Toledo Employment Law Attorney
There are both federal and state laws that employers are required to follow regarding wages, benefits, and many other workplace standards. If your employer has violated any employment laws that have negatively impacted you, you have the right to file a claim against them, and our Toledo employment law attorneys at Coffman Legal, LLC can help.
Wage and Hour Violations That Our Law Firm Represents
- Minimum Wage—In Ohio the minimum wage is $8.80 and it applies to most employees who are over the age of 16.
- Overtime—Overtime is “time and half” regular pay for every hour worked over 40 in one week. Overtime can be violated by an employer who refuses to pay the higher wage, who makes employees work off the clock, or who does not properly record employee hours.
- Tipped Employee Concerns—Ideally, the tips an employee earns keeps their overall wages above Ohio’s minimum wage. However, if tips are not substantial enough, an employer is required to raise the tipped employee’s hourly wages. If an employer is forcing tipped employees to share tips with non-tipped employees or having them spend over 20 percent of their work hours in a non-tipping job role, they are also violating labor laws.
- Withheld Wages or PTO—An employer is violating the law if they withhold wages as a form of punishment or any other reason. This includes refusing to pay an employee their last paycheck after they have left their position or not compensating an employee for their accrued Paid Time Off (PTO).
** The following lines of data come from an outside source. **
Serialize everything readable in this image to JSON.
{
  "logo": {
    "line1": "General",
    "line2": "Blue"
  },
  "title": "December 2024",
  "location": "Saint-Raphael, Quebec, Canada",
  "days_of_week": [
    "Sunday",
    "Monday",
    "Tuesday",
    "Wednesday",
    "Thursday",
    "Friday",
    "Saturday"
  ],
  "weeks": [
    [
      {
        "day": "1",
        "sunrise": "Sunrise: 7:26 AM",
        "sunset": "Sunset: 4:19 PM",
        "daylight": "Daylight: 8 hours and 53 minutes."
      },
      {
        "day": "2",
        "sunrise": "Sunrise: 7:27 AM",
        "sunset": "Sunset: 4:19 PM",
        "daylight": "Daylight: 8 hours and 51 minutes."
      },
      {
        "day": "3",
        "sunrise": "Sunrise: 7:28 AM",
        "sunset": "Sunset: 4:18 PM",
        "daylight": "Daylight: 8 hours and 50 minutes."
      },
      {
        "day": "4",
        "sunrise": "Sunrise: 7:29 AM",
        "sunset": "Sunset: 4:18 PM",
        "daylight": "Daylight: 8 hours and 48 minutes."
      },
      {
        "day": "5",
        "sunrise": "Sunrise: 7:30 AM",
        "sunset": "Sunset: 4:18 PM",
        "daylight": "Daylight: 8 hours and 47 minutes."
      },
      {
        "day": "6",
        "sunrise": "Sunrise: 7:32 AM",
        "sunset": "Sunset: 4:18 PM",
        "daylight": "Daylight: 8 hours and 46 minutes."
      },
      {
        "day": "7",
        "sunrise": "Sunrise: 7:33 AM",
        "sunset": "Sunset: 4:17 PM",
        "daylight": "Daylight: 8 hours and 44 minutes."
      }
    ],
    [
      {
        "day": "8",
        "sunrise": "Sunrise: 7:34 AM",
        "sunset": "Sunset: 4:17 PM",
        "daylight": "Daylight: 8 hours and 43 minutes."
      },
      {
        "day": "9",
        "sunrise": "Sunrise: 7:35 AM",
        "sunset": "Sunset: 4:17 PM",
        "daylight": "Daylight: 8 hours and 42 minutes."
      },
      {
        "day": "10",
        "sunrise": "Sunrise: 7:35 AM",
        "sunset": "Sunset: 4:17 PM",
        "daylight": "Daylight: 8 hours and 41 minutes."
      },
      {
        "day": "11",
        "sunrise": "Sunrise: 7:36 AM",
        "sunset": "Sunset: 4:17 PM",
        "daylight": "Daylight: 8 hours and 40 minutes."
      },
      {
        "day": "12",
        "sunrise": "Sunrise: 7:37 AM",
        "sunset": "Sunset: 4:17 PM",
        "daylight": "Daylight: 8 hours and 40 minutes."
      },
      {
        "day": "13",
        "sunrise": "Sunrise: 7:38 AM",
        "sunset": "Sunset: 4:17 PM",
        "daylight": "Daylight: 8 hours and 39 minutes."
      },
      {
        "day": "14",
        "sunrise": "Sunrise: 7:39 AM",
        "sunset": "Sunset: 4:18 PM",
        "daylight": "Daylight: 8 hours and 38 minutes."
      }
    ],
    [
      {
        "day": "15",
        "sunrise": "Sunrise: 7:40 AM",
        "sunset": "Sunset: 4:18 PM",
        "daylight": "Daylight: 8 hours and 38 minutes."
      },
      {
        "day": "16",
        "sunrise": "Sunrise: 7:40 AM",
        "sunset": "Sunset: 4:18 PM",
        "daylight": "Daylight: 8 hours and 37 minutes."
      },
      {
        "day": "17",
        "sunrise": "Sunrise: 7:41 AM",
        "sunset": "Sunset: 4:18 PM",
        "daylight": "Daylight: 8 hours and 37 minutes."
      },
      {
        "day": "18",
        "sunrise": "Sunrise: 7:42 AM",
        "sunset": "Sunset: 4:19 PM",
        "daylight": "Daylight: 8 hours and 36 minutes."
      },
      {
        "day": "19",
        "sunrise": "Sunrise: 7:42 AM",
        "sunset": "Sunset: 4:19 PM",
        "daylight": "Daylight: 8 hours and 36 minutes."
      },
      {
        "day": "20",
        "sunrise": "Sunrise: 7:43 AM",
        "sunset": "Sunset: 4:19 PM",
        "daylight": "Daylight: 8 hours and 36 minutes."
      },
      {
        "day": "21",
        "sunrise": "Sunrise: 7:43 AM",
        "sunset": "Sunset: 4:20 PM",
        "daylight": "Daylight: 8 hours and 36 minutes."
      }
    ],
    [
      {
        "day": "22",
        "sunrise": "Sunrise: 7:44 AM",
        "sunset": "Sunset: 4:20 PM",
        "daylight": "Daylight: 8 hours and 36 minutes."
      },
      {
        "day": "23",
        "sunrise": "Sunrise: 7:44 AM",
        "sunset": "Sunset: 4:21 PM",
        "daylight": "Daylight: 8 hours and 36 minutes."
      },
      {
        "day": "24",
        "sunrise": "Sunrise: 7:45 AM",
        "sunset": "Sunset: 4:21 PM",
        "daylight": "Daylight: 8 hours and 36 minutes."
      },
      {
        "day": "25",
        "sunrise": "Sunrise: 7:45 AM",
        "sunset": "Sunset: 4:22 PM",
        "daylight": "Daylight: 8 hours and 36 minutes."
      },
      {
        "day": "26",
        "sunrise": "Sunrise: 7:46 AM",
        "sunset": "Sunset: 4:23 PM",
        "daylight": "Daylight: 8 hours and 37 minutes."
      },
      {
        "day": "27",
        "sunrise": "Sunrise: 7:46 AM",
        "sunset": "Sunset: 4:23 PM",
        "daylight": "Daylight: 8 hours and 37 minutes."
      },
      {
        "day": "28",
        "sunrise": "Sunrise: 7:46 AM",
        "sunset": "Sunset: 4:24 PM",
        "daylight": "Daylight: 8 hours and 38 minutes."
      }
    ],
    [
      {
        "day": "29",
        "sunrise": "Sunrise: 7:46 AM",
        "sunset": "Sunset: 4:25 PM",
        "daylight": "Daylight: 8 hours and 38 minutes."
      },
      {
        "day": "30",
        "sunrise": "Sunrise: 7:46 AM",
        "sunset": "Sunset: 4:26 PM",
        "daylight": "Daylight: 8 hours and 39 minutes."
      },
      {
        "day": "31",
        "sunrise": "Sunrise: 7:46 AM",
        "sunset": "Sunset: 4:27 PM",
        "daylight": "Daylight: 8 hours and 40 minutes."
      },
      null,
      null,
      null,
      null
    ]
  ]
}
- Prevailing Wages—Some workers such as construction employees are required to be paid the prevailing wage, or an average wage paid to other workers who perform the same trade. An employer who fails to pay prevailing wages can be sued for compensation.
Other Workplace Violations
- Discrimination—According to The Balance, in June 2020 the Supreme Court upheld a decision that an employer who fires an employee for being gay or transgender is violating the Civil Rights Act. Other types of discrimination include discrimination against age, gender, race, ethnicity, religion, disability, or even parenthood.
- Retaliation—If an employee files a claim or complaint against an employer, participates in any type of state or federal investigation into the employer’s wrongdoing, or asks about pay to uncover potential discriminatory pay gaps, an employer cannot take a negative action, such as firing the employee, against them.
- Sexual harassment—According to the National Conference of State Legislatures, more than 7,500 sexual harassment cases were filed with the EEOC in 2018. Sexual harassment impacts both women and men in the workforce.
- Hostile work environments—A hostile work environment is one in which harassment is pervasive and severe enough to make essential job functions impossible for the victimized employee.
- Wrongful termination—While most workers are at-will employees, an employer cannot fire an employee because of a protected trait, or do so as a form of retaliation.
- Family and Medical Leave Act (FMLA) cases—Under the FMLA, employees who are injured/ill or give birth (or need to support a spouse or family member who recently gave birth or became injured or ill) are entitled to unpaid time off.
Speak to a Toledo Employment Law Attorney
If you are experiencing wage issues or other workplace violations, it is time to speak with an experienced Toledo employment law attorney at Coffman Legal, LLC. We will help create a claim with the appropriate evidence and will pursue the maximum compensation for the situation. Call us today at 614-949-1181 to schedule a free consultation.